“Lawyers and social scientists have discussed whether international law generates such a right, what precisely it would mean, and what difference it could make,” Risse, a professor of philosophy and public policy, explains. “Philosophy comes late to this debate.”
In his paper, Risse notes that many countries in Latin America, Africa, Asia and the Middle East lack sufficient water resources and that this inadequate access to clean water not only poses health concerns but also hinders development and threatens security. With this in mind, Risse asserts that “there is genuinely a global responsibility for the distribution of water,” adding that “a human right to water … must have solid normative foundations.”
To ensure every person is afforded the right to water and sanitation, Risse argues for a global compact on water that would include a monitoring body to “take inventories of global water resources and assess how they contribute to the overall value for human purposes of regions of the earth.” This governing system would internationally monitor over- and under-use of water and would also address trans-boundary water distribution for agriculture and industrial purposes.
The monitoring body would also create a level playing field in which wealthier countries would not have power over poorer ones. “What should not matter for the resolution is how much water overall A or B possess, or their absolute wealth.” Risse writes. “What matters is how the overall value of resources and spaces is affected for whose assessment availability of water is but one (albeit increasingly important) factor.”
Such a global compact to guarantee access to all of the earth’s “co-owners” would move the perception of water away from that of a privilege to that of a human right. Risse concludes, “…we can no longer think of fresh water as abundant and thus a suitable illustration of what beneficence requires.”
Read the full working paper here.

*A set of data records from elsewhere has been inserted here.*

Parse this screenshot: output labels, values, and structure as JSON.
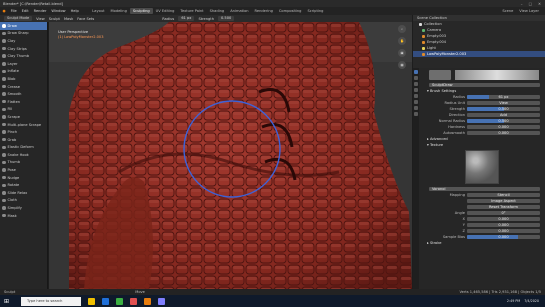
{
  "window": {
    "title": "Blender* [C:\\Render\\Retail.blend]",
    "controls": [
      "–",
      "□",
      "✕"
    ]
  },
  "menubar": {
    "menus": [
      "File",
      "Edit",
      "Render",
      "Window",
      "Help"
    ],
    "workspaces": [
      "Layout",
      "Modeling",
      "Sculpting",
      "UV Editing",
      "Texture Paint",
      "Shading",
      "Animation",
      "Rendering",
      "Compositing",
      "Scripting"
    ],
    "active_workspace": "Sculpting",
    "scene": "Scene",
    "view_layer": "View Layer"
  },
  "header": {
    "mode": "Sculpt Mode",
    "menus": [
      "View",
      "Sculpt",
      "Mask",
      "Face Sets"
    ],
    "radius_label": "Radius",
    "radius": "61 px",
    "strength_label": "Strength",
    "strength": "0.500"
  },
  "toolbar": {
    "tools": [
      "Draw",
      "Draw Sharp",
      "Clay",
      "Clay Strips",
      "Clay Thumb",
      "Layer",
      "Inflate",
      "Blob",
      "Crease",
      "Smooth",
      "Flatten",
      "Fill",
      "Scrape",
      "Multi-plane Scrape",
      "Pinch",
      "Grab",
      "Elastic Deform",
      "Snake Hook",
      "Thumb",
      "Pose",
      "Nudge",
      "Rotate",
      "Slide Relax",
      "Cloth",
      "Simplify",
      "Mask"
    ],
    "active_index": 0
  },
  "viewport": {
    "line1": "User Perspective",
    "line2": "(1) LowPolyMonster2.003",
    "colors": {
      "skin": "#8c2c24",
      "background": "#3a3a3a",
      "brush_circle": "#3d62d8"
    }
  },
  "outliner": {
    "title": "Scene Collection",
    "rows": [
      "Collection",
      "Camera",
      "Empty.003",
      "Empty.004",
      "Light",
      "LowPolyMonster2.003"
    ],
    "selected_index": 5
  },
  "properties": {
    "brush_name": "SculptDraw",
    "section_brush": "Brush Settings",
    "fields": [
      {
        "label": "Radius",
        "value": "61 px",
        "fill": 0.3
      },
      {
        "label": "Radius Unit",
        "value": "View",
        "fill": 0.0
      },
      {
        "label": "Strength",
        "value": "0.500",
        "fill": 0.5
      },
      {
        "label": "Direction",
        "value": "Add",
        "fill": 0.0
      },
      {
        "label": "Normal Radius",
        "value": "0.500",
        "fill": 0.5
      },
      {
        "label": "Hardness",
        "value": "0.000",
        "fill": 0.0
      },
      {
        "label": "Autosmooth",
        "value": "0.000",
        "fill": 0.0
      }
    ],
    "section_advanced": "Advanced",
    "section_texture": "Texture",
    "texture_name": "Voronoi",
    "mapping_label": "Mapping",
    "mapping": "Stencil",
    "tex_fields": [
      {
        "label": "Image Aspect",
        "value": "",
        "fill": 0.0
      },
      {
        "label": "Reset Transform",
        "value": "",
        "fill": 0.0
      },
      {
        "label": "Angle",
        "value": "0°",
        "fill": 0.0
      },
      {
        "label": "X",
        "value": "0.000",
        "fill": 0.0
      },
      {
        "label": "Y",
        "value": "0.000",
        "fill": 0.0
      },
      {
        "label": "Z",
        "value": "0.000",
        "fill": 0.0
      },
      {
        "label": "Sample Bias",
        "value": "0.000",
        "fill": 0.7
      }
    ],
    "section_stroke": "Stroke"
  },
  "statusbar": {
    "left": "Sculpt",
    "middle": "Move",
    "right": "Verts 1,465,586 | Tris 2,931,168 | Objects 1/5"
  },
  "taskbar": {
    "search_placeholder": "Type here to search",
    "time": "2:49 PM",
    "date": "7/4/2020",
    "icon_colors": [
      "#f0c000",
      "#1f6fd8",
      "#3cb043",
      "#e05050",
      "#e87d0d",
      "#7f7fff"
    ]
  }
}
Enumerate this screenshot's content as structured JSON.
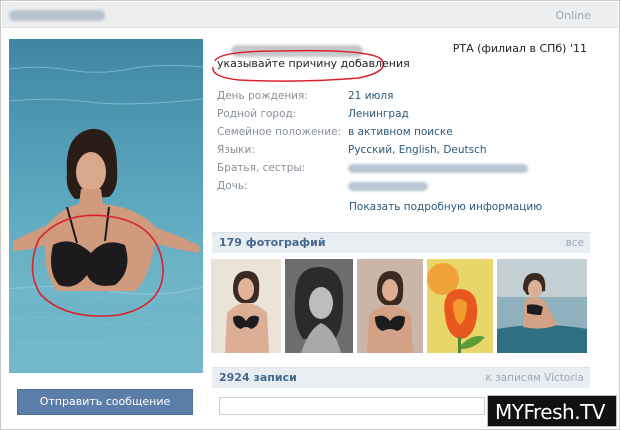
{
  "header": {
    "online": "Online"
  },
  "profile": {
    "university": "РТА (филиал в СПб) '11",
    "status": "указывайте причину добавления",
    "info_rows": [
      {
        "key": "День рождения:",
        "value": "21 июля"
      },
      {
        "key": "Родной город:",
        "value": "Ленинград"
      },
      {
        "key": "Семейное положение:",
        "value": "в активном поиске"
      },
      {
        "key": "Языки:",
        "value": "Русский, English, Deutsch"
      },
      {
        "key": "Братья, сестры:",
        "value": ""
      },
      {
        "key": "Дочь:",
        "value": ""
      }
    ],
    "more_link": "Показать подробную информацию",
    "send_message": "Отправить сообщение"
  },
  "photos": {
    "title": "179 фотографий",
    "all_link": "все"
  },
  "wall": {
    "title": "2924 записи",
    "link": "к записям Victoria"
  },
  "watermark": {
    "brand": "MYFresh.",
    "tv": "TV"
  },
  "colors": {
    "link": "#2b587a",
    "button": "#5a7ea8",
    "section_header": "#e8edf2",
    "annotation": "#d9232a"
  }
}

Mathias Risse is Professor of Philosophy and Public Policy. He works mostly in social and political philosophy and in ethics. His primary research areas are contemporary political philosophy (in particular questions of international justice, distributive justice, and property) and decision theory (in particular, rationality and fairness in group decision making, an area sometimes called analytical social philosophy).